Task to complete — Work through the records below and copy every line that includes "supplier".

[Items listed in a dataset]
::::

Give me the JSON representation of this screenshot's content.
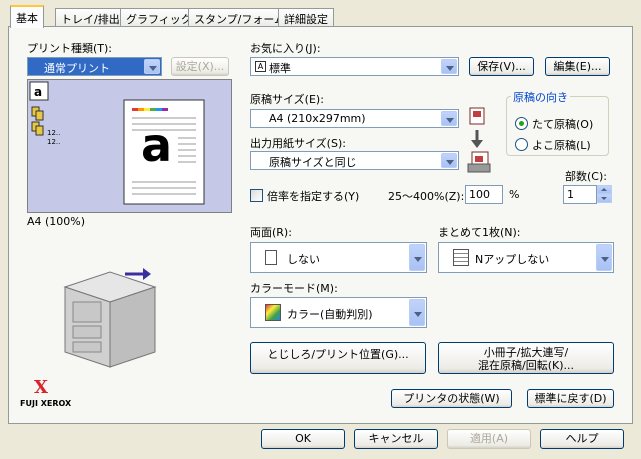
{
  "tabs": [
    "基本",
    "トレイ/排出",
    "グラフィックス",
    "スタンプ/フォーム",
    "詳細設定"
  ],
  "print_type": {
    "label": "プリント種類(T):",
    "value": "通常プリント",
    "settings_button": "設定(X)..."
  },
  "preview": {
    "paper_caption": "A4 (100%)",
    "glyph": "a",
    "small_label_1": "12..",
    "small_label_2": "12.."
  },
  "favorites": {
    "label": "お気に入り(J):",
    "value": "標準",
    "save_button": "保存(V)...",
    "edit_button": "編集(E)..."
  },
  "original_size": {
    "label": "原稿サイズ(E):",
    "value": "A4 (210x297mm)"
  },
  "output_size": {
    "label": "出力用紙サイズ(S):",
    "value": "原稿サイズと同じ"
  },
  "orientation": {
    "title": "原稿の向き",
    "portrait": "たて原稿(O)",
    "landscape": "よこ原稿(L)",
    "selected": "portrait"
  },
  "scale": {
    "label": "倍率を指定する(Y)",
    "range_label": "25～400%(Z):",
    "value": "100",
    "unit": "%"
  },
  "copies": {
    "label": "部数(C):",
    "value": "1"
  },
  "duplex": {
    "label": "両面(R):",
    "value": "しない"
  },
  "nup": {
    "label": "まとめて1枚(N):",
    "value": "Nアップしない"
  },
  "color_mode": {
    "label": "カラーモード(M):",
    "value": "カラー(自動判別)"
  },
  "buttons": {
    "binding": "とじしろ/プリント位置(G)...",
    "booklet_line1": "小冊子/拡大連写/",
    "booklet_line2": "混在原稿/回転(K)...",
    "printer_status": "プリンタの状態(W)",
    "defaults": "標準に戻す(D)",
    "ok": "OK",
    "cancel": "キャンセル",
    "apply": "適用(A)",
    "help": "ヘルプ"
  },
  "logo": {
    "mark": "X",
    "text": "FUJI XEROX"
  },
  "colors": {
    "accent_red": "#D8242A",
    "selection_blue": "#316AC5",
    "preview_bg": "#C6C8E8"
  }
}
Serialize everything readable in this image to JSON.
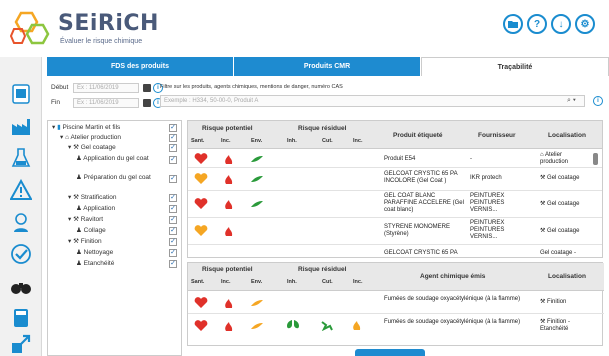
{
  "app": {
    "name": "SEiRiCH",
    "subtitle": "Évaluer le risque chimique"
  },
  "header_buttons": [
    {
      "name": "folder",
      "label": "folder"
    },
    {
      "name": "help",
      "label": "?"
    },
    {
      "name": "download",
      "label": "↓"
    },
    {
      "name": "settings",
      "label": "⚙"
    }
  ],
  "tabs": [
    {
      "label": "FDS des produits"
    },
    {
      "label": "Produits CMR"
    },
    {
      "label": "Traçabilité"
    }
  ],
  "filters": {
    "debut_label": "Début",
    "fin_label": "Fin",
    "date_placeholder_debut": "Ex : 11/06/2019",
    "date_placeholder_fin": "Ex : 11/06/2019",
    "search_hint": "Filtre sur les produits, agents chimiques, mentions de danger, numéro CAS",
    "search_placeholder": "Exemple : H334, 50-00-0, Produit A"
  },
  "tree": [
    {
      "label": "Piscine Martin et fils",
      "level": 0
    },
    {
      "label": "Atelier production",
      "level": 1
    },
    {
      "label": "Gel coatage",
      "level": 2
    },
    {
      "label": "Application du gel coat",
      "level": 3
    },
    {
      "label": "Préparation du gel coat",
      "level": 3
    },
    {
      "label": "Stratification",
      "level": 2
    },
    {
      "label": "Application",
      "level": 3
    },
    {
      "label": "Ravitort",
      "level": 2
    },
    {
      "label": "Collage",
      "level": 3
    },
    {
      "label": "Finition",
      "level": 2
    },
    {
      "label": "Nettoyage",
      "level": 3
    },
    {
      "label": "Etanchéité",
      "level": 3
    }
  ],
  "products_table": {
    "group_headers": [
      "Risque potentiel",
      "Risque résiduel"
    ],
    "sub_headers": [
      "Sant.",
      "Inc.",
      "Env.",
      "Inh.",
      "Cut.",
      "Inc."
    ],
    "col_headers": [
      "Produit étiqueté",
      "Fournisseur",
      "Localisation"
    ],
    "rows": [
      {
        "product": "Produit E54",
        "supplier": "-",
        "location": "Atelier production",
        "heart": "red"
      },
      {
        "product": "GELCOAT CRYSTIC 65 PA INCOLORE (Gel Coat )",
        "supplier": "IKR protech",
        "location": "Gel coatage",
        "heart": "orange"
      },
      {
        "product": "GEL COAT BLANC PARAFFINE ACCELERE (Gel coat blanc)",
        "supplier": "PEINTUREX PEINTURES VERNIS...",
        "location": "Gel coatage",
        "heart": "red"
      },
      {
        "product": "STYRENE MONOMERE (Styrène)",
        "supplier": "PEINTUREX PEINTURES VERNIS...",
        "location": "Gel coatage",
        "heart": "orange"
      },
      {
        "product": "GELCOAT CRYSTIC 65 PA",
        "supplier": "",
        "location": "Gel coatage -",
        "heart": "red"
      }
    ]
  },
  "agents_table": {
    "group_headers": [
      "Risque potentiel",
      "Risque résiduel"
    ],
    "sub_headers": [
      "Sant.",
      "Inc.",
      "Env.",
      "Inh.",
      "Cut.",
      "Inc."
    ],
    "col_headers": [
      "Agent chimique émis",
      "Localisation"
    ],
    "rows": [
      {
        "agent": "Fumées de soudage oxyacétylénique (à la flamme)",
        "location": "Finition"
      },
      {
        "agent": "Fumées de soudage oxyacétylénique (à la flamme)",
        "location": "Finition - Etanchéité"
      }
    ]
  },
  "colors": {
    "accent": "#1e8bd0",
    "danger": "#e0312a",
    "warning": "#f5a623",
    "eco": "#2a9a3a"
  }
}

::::

Answer space —
        "supplier": "-",
        "supplier": "IKR protech",
        "supplier": "PEINTUREX PEINTURES VERNIS...",
        "supplier": "PEINTUREX PEINTURES VERNIS...",
        "supplier": "",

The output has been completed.